_The problem:_
Only a number is wanted here. Tally the lines of the data that contain "this".

==============================

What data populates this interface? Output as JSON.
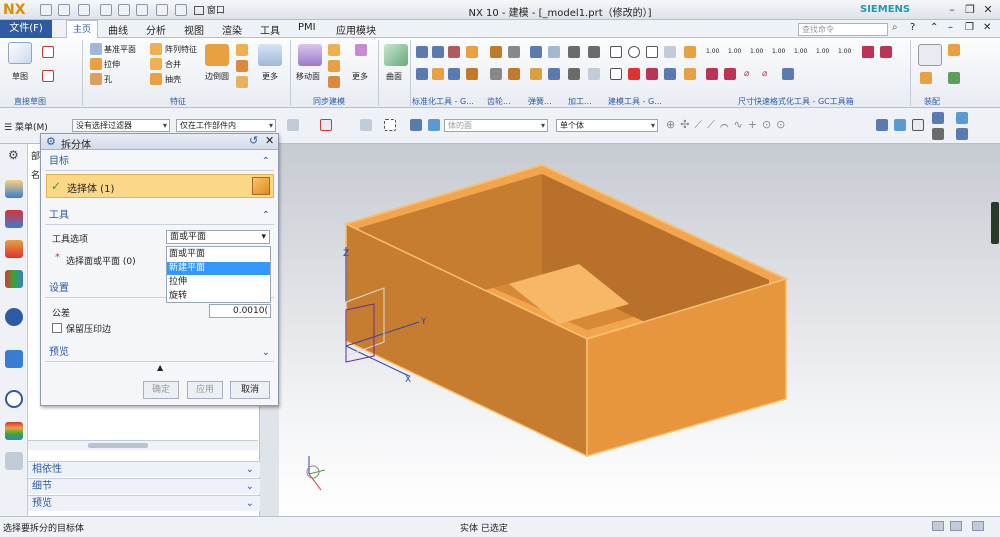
{
  "app": {
    "logo": "NX",
    "title": "NX 10 - 建模 - [_model1.prt（修改的）]",
    "brand": "SIEMENS",
    "window_menu": "窗口"
  },
  "menubar": {
    "file": "文件(F)",
    "tabs": [
      "主页",
      "曲线",
      "分析",
      "视图",
      "渲染",
      "工具",
      "PMI",
      "应用模块"
    ],
    "search_placeholder": "查找命令"
  },
  "ribbon": {
    "sketch": "草图",
    "datum_plane": "基准平面",
    "pattern_feature": "阵列特征",
    "extrude": "拉伸",
    "unite": "合并",
    "hole": "孔",
    "shell": "抽壳",
    "edge_blend": "边倒圆",
    "more1": "更多",
    "move_face": "移动面",
    "more2": "更多",
    "surface": "曲面",
    "more3": "更多",
    "groups": [
      "直接草图",
      "特征",
      "同步建模",
      "标准化工具 - G...",
      "齿轮...",
      "弹簧...",
      "加工...",
      "建模工具 - G...",
      "尺寸快速格式化工具 - GC工具箱",
      "装配"
    ],
    "dim_labels": [
      "1.00",
      "1.00",
      "1.00",
      "1.00",
      "1.00",
      "1.00",
      "1.00"
    ]
  },
  "toolbar2": {
    "menu": "菜单(M)",
    "filter": "没有选择过滤器",
    "scope": "仅在工作部件内",
    "body_face": "体的面",
    "single_body": "单个体"
  },
  "dialog": {
    "title": "拆分体",
    "target_section": "目标",
    "select_body": "选择体 (1)",
    "tool_section": "工具",
    "tool_option_label": "工具选项",
    "tool_option_value": "面或平面",
    "dropdown_options": [
      "面或平面",
      "新建平面",
      "拉伸",
      "旋转"
    ],
    "highlighted_option": "新建平面",
    "select_face": "选择面或平面 (0)",
    "settings_section": "设置",
    "tolerance_label": "公差",
    "tolerance_value": "0.0010(",
    "keep_imprint": "保留压印边",
    "preview_section": "预览",
    "ok": "确定",
    "apply": "应用",
    "cancel": "取消"
  },
  "navigator": {
    "part_abbr": "部",
    "name_abbr": "名",
    "sections": [
      "相依性",
      "细节",
      "预览"
    ]
  },
  "axes": {
    "x": "X",
    "y": "Y",
    "z": "Z"
  },
  "status": {
    "left": "选择要拆分的目标体",
    "center": "实体 已选定"
  },
  "colors": {
    "accent": "#2d5aa0",
    "model": "#e59a43",
    "model_dark": "#c77d30",
    "highlight": "#3399ff"
  }
}
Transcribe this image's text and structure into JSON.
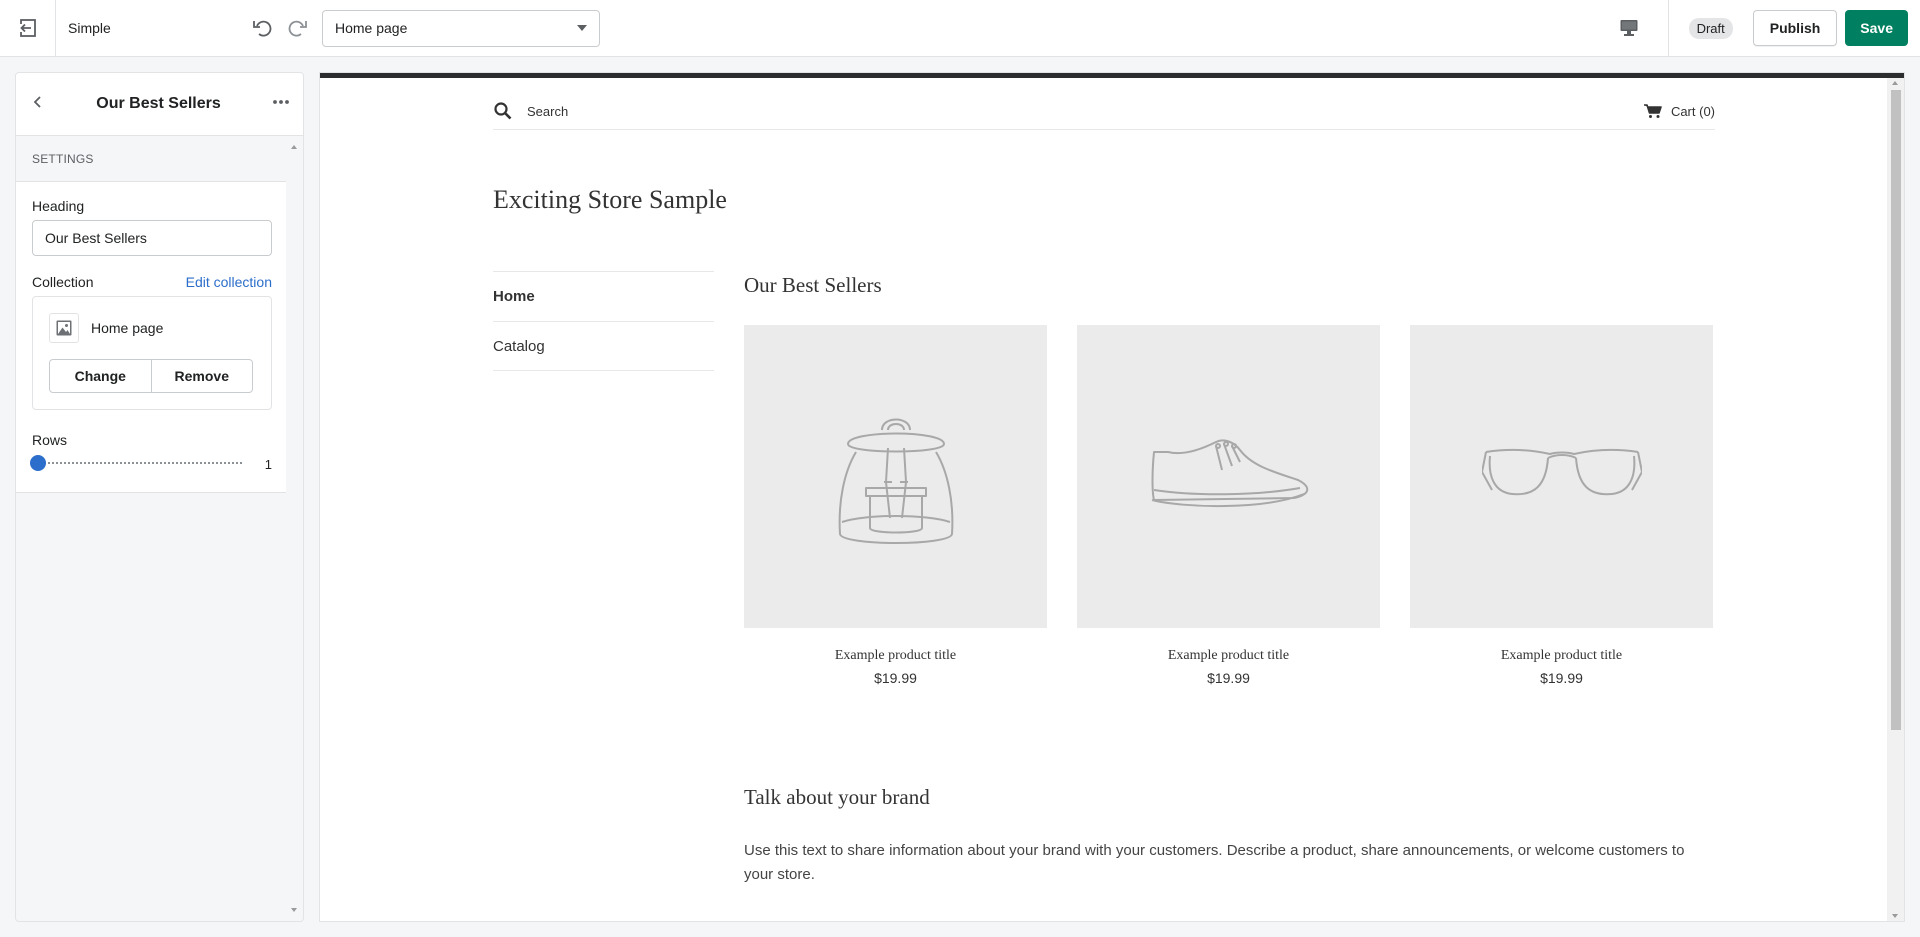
{
  "topbar": {
    "theme_name": "Simple",
    "page_select": "Home page",
    "draft_badge": "Draft",
    "publish_label": "Publish",
    "save_label": "Save",
    "save_color": "#008060"
  },
  "sidebar": {
    "title": "Our Best Sellers",
    "section_heading": "SETTINGS",
    "heading_label": "Heading",
    "heading_value": "Our Best Sellers",
    "collection_label": "Collection",
    "edit_collection_link": "Edit collection",
    "collection_name": "Home page",
    "change_label": "Change",
    "remove_label": "Remove",
    "rows_label": "Rows",
    "rows_value": "1"
  },
  "store": {
    "search_placeholder": "Search",
    "cart_label": "Cart (0)",
    "title": "Exciting Store Sample",
    "nav": [
      {
        "label": "Home",
        "active": true
      },
      {
        "label": "Catalog",
        "active": false
      }
    ],
    "featured_title": "Our Best Sellers",
    "products": [
      {
        "title": "Example product title",
        "price": "$19.99",
        "icon": "backpack-icon"
      },
      {
        "title": "Example product title",
        "price": "$19.99",
        "icon": "sneaker-icon"
      },
      {
        "title": "Example product title",
        "price": "$19.99",
        "icon": "glasses-icon"
      }
    ],
    "brand_title": "Talk about your brand",
    "brand_text": "Use this text to share information about your brand with your customers. Describe a product, share announcements, or welcome customers to your store."
  }
}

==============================

_Answer for the task:_
3